Predicaments can sometimes sneak up on busy restaurateurs. This week’s goddammit moments were not of that passive variety. Operators were plunged into a crisis by the remarkably bad decisions they made, some after what had to have been considerable deliberation.
Here’s what experience taught the unlucky few what they should never contemplate again.
Serving a competitor’s product
A Southern-food hot spot in Long Beach, Calif., should have known eyebrows would be raised by its recent sourcing choice. Sweet Dixie Kitchen doesn’t have fryers. So how was it able to feature New Orleans-style fried chicken in its riff on chicken and waffles?
The restaurant said it was upfront about buying the chicken from a nearby Popeyes and reselling it at a markup for $13 an order. A reviewer on Yelp suggested that kink in the supply chain was more of a hush-hush matter.
He spied employees carrying Popeyes boxes into Sweet Dixie and asked a manager what the restaurant was doing. The supervisor acknowledged that the chicken in two new dishes was coming from Popeyes and comped the inquisitor’s meal.
Sweet Dixie owner Kim Sanchez was unabashed about using the quick-service restaurant’s product as the core for chicken and waffles and a new chicken sandwich. She told a local Fox affiliate that Popeyes was cited as a source on the restaurant's specials blackboard, and noted that the restaurant also resells a gumbo it buys from a local farmers market.
So much for transparency
Data thefts have replaced food safety lapses as the crises every restaurant dreads acknowledging. Pizza Hut demonstrated this week that any hesitation about going public can trigger as much outrage as the security breach itself.
The hacking was relatively minor compared with data-bank jobs like the recent break in at Sonic Drive-In. For an 18-hour period at the beginning of October, credit card information for a subset of Pizza Hut customers was unprotected from data thieves. The chain estimated that info for about 60,000 customers, or about 1% of online-ordering patrons, had been exposed.

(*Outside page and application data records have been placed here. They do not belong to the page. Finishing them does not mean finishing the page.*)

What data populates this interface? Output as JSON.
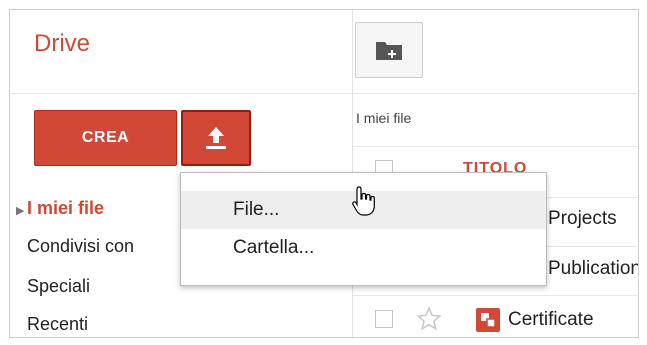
{
  "app": {
    "title": "Drive"
  },
  "toolbar": {
    "create_label": "CREA"
  },
  "nav": {
    "items": [
      {
        "label": "I miei file",
        "active": true
      },
      {
        "label": "Condivisi con"
      },
      {
        "label": "Speciali"
      },
      {
        "label": "Recenti"
      }
    ]
  },
  "menu": {
    "items": [
      {
        "label": "File..."
      },
      {
        "label": "Cartella..."
      }
    ]
  },
  "main": {
    "section_label": "I miei file",
    "column_title": "TITOLO",
    "rows": [
      {
        "name": "Projects"
      },
      {
        "name": "Publications"
      },
      {
        "name": "Certificate"
      }
    ]
  },
  "icons": {
    "upload": "upload-icon",
    "new_folder": "new-folder-icon",
    "star": "star-icon",
    "cursor": "hand-cursor-icon",
    "file": "document-icon"
  },
  "colors": {
    "accent": "#d14836"
  }
}
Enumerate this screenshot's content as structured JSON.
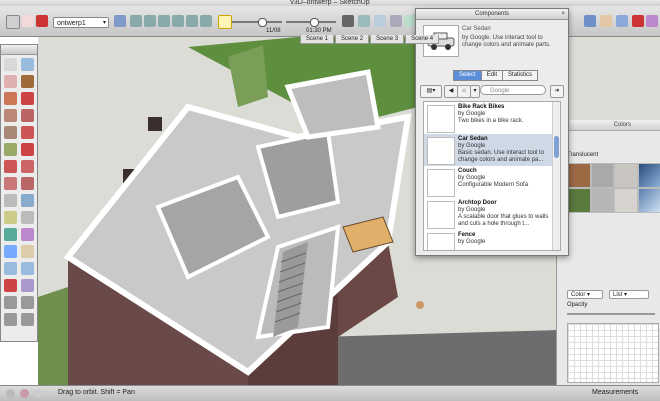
{
  "window": {
    "title": "v3D–ontwerp – SketchUp"
  },
  "toolbar": {
    "layer_value": "ontwerp1",
    "time_start": "11/08",
    "time_end": "01:30 PM"
  },
  "scenes": [
    "Scene 1",
    "Scene 2",
    "Scene 3",
    "Scene 4"
  ],
  "components": {
    "title": "Components",
    "selected_name": "Car Sedan",
    "selected_desc": "by Google. Use interact tool to change colors and animate parts.",
    "tabs": [
      "Select",
      "Edit",
      "Statistics"
    ],
    "search_placeholder": "Google",
    "items": [
      {
        "name": "Bike Rack Bikes",
        "by": "by Google",
        "desc": "Two bikes in a bike rack."
      },
      {
        "name": "Car Sedan",
        "by": "by Google",
        "desc": "Basic sedan.  Use interact tool to change colors and animate pa..."
      },
      {
        "name": "Couch",
        "by": "by Google",
        "desc": "Configurable Modern Sofa"
      },
      {
        "name": "Archtop Door",
        "by": "by Google",
        "desc": "A scalable door that glues to walls and cuts a hole through t..."
      },
      {
        "name": "Fence",
        "by": "by Google",
        "desc": ""
      }
    ]
  },
  "colors": {
    "title": "Colors",
    "category": "Translucent",
    "mode": "Color",
    "view": "List",
    "opacity_label": "Opacity"
  },
  "status": {
    "hint": "Drag to orbit.  Shift = Pan",
    "measurements_label": "Measurements"
  }
}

But Pizza Hut didn’t alert potentially affected customers until this past Saturday, or almost two weeks after the breach. It’s been battling a social media firestorm in the days since.
Proud but out of business
Telling customers they’re not welcome is a dicey marketing move, as restaurateurs were reminded by the self-destruction that came to light this week in Arizona.
A restaurant there decided several weeks back that it only wanted patrons who agreed with the team’s political philosophy. Cup It Up American Grill listed the tenets on a Facebook post—controversial measures like not believing in global warming, or supporting President Trump without reservation. Among the phenomena it blasted were political correctness and kneeling during a pregame playing of the national anthem.
If potential customers disagreed with the principles, “we won’t be expecting you anytime soon,” the manifesto stated.
Cup It Up said its declaration of beliefs triggered such an outcry that it feared for the safety of the staff and their families. It decided last week to close “indefinitely.”